Company Kolari completed the teardown of the new flagship mirrorless camera Nikon z9. Kolari offers specialized lens filters as well as infrared and full spectrum camera converters, so they are well versed with cameras and take them apart perfectly.
The Z9 is a true professional camera with all the specs to match, including a new 45,7MP multi-layer sensor and 8K/60p video recording. The Z9 records full resolution RAW images at up to 20fps, 45MP JPEG images at 30fps, and 11MP JPEG images at 120fps. The Z9 also features an all-new 3,69 million-dot OLEV electronic viewfinder with reduced latency and greater brightness.
After discussing the features and design of the Z9, Alex and Jared from Kolari Vision set about disassembling the Z9. They started from the bottom, removing parts of the bottom plate and cutting through a strip of copper foil. They then removed the screws from many places on the camera, including the bottom bezel, side panels, the back of the camera, and the viewfinder area. Once the screws are removed, the entire back panel can pop out, including the XNUMX-way tilting LCD. Fortunately, nothing will happen to the complex display mechanism.
Once the back panel is removed, you can see the insides of the camera, including the entire extensive cable set. The Z9 has a lot of buttons, more than the Z7 II, because a lot of information has to flow through the camera.
This teardown is a first look at the Z9 motherboard, including the EXPEED 7 processor. The processor is surrounded by a custom heatsink frame that transfers heat from the processor to the camera body: better heat dissipation.

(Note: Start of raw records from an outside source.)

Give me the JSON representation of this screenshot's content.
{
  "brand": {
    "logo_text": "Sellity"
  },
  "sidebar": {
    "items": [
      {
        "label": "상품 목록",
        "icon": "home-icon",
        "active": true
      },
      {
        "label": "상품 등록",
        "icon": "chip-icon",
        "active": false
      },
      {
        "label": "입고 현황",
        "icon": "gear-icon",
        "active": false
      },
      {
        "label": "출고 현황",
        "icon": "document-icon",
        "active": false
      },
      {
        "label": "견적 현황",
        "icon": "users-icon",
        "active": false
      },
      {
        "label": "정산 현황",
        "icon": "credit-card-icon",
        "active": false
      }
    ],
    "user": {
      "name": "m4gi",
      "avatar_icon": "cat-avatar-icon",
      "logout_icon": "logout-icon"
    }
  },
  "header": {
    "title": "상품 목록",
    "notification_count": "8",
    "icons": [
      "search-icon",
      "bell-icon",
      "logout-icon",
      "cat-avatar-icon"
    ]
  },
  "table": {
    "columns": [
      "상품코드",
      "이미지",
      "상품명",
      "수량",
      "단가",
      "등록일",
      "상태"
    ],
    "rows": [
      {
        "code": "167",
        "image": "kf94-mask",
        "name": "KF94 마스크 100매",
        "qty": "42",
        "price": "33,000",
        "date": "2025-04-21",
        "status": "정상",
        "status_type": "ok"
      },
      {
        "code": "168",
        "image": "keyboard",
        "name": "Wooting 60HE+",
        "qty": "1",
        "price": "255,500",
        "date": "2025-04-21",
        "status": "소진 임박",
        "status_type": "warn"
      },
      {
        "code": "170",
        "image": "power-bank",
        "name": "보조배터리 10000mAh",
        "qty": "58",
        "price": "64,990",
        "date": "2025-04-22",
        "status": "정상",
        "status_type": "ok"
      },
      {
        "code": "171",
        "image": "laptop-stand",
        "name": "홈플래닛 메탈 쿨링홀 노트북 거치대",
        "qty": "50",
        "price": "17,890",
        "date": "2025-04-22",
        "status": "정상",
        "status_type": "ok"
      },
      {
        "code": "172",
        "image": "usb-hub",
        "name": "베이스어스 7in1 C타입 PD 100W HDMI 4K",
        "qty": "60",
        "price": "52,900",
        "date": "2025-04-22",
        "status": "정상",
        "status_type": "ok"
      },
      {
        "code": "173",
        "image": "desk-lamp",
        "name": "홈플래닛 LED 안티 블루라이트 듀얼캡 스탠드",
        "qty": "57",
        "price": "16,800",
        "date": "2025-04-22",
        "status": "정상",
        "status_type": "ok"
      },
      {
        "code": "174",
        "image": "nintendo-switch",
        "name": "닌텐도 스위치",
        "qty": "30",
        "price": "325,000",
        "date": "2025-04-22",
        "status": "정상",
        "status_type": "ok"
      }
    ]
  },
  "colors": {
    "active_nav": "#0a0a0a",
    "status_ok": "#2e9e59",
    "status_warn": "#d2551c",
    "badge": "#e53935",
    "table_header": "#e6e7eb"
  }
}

Nikon has added holes to access the sensor screws. Nikon adjusts the position of the sensor to ensure it is perfectly calibrated and parallel to the focal plane. The sensor must be calibrated to avoid focus errors. New access holes make it easier for the technician to fine-tune the sensor position without having to reassemble the camera. Another nice design aspect is the presence of a connection between the battery board and the board, making it easy to repair.
The heatsink is then removed, which includes numerous thermal pads underneath. From here we can see that the Z9 has two sensor strips. This is how the Z9 ensures blackout-free shooting. The camera transmits data from its sensor to the processor / displays and memory cards separately using separate loops.
After all cables are disconnected, the motherboard is removed. The card readers are located on opposite sides of the board, just like the Z7 II. Nikon also soldered all the ports on the board. Compared to the Sony a1, which includes detachable flex cables for many of its ports, the Z9 will be more difficult to repair if there are any issues with the ports.
Under the motherboard is another layer of the camera heatsink frame. Removing this frame gives full access to the image sensor. The full frame sensor is a standard size, but with the IBIS system the array looks quite large. IBIS locks into place to reduce the risk of damage when not in use. Many IBIS components float freely when not in use.
“The Z9 combines classic features we've seen in Nikon DSLRs of the past with new innovations never seen before. If you shoot with DSLRs and refrain from mirrorless cameras because of battery life, EVF lag, or because you (for some reason) don't like small, light cameras, then this is the mirrorless camera that you need.